Tonight I will be taking it easy and resting up before my flight back home tomorrow.

It’s been an amazing journey and I will have a final trip review once I return to the States.

Until next time…

Best,

-ZEZ

A Pint of Dublin

Good Evening from Dublin. I was going to post yesterday but didn’t do a whole lot so I just decided to wait until today. I will mention though that yesterday I met with a representative from the Middletown Autism Centre here in Ireland. Middletown deals with schools and outreach in both Northern Ireland and Ireland, so they cover a huge area.

Today I met with a representative from the Irish Autism Society and I also toured the Guinness Storehouse. The IAS is one of the oldest Autism societies here in Ireland, as they have been around for several decades.

The Guinness Storehouse came after my meeting with the IAS and it was pretty interesting. While you can’t tour the actual brewery, you can explore several floors of the Storehouse, a large museum/visitor center dedicated to the beer that is house in a seven story atrium that is shaped like a pint glass. The highlight of the experience is The Gravity Bar, a top floor room that has a 360 degree view of Dublin.

I am now back at the hostel watching Olympic coverage and making plans to head back to the States. Although my original trip was supposed to last until March, traveling isn’t free, so I’m coming back home this weekend.
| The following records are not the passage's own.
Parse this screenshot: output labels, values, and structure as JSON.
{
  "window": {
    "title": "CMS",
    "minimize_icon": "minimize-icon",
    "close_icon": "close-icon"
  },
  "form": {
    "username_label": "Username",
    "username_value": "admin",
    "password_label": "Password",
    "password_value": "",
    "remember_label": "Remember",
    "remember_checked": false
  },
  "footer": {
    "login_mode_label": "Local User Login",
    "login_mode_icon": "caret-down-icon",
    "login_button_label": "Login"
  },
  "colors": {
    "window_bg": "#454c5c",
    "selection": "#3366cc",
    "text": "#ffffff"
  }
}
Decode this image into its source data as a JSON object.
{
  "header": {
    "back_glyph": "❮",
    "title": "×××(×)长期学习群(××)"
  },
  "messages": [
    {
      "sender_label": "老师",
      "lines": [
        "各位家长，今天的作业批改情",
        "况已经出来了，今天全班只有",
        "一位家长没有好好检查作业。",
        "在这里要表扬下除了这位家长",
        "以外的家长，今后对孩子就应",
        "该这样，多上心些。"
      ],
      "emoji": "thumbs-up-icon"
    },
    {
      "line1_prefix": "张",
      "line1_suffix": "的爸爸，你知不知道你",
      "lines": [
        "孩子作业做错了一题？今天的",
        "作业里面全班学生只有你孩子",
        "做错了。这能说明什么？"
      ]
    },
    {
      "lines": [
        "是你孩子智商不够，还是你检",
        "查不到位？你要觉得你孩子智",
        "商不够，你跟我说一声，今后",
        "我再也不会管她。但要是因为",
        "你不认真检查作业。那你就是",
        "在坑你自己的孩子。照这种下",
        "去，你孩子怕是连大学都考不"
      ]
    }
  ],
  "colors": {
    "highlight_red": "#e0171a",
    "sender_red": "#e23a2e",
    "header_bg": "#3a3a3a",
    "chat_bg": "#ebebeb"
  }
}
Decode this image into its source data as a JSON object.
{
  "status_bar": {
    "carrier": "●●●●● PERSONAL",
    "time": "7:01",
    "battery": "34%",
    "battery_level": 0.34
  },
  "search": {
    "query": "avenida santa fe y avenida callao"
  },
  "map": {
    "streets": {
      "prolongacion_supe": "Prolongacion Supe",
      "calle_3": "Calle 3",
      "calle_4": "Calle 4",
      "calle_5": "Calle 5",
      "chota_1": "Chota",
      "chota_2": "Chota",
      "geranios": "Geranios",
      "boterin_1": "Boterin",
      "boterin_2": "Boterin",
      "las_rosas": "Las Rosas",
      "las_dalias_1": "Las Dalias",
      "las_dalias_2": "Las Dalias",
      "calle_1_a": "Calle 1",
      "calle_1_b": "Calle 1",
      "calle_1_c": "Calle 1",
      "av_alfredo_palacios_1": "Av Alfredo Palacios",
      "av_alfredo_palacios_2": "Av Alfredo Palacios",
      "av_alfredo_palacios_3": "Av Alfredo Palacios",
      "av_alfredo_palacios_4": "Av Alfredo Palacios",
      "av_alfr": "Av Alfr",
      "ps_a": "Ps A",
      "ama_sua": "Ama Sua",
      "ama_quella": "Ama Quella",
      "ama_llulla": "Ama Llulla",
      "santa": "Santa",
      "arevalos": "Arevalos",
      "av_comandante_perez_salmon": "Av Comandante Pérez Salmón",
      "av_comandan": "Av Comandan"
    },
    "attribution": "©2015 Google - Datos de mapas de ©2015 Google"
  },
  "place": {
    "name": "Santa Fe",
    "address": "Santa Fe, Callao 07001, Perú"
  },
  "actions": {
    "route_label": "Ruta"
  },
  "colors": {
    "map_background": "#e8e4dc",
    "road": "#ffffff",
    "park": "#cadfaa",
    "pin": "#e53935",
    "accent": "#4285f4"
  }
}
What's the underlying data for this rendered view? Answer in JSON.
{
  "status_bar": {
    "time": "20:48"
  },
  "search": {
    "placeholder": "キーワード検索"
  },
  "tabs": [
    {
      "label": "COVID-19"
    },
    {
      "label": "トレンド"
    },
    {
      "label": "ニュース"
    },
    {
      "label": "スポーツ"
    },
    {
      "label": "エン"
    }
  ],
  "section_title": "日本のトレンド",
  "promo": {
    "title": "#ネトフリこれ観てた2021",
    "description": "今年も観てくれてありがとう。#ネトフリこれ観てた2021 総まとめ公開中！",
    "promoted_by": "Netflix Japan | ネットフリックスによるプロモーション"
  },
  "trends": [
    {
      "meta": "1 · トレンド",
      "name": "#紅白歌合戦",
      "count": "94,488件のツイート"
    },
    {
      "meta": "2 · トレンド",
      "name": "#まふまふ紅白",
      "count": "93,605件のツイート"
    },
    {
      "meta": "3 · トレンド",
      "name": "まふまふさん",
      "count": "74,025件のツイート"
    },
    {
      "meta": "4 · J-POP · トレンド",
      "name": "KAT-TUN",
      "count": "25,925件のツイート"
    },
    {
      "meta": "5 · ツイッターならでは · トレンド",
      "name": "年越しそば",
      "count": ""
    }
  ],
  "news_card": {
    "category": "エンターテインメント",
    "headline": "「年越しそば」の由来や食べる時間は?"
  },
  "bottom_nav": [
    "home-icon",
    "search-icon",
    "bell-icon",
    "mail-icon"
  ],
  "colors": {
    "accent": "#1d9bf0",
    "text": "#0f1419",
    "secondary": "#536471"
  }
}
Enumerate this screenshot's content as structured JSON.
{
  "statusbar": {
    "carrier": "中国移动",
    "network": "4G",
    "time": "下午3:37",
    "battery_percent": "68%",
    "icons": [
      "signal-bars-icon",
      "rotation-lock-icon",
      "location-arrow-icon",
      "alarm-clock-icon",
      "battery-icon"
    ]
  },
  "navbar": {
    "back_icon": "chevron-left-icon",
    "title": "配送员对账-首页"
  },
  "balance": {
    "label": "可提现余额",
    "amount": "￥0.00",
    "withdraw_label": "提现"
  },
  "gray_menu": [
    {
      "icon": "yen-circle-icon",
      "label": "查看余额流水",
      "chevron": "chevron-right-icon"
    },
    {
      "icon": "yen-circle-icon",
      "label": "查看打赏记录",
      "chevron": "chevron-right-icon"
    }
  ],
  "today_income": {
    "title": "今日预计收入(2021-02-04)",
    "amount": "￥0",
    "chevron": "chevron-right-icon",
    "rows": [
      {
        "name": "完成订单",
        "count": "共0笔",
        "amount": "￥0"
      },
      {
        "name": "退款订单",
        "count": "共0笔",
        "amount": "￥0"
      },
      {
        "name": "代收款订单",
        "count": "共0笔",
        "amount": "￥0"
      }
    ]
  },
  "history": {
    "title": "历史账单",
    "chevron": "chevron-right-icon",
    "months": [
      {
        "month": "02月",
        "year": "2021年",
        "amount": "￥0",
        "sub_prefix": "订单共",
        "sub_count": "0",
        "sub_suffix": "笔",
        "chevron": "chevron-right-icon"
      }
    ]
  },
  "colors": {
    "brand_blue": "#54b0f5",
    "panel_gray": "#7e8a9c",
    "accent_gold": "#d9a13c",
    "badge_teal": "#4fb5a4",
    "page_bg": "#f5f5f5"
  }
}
Aside from coming home to be financially smart, I also am starting to miss Cow Town.

I’m not looking forward to returning to the cold and snow, but it will be nice to be back to a routine again after spending several weeks living out of a backpack.

Like my post from a few days ago, the wifi here in the hostel is a little slow, so I will add photos from the Storehouse at a later time when I get some faster wifi.

Until next time…

Best,

ZEZ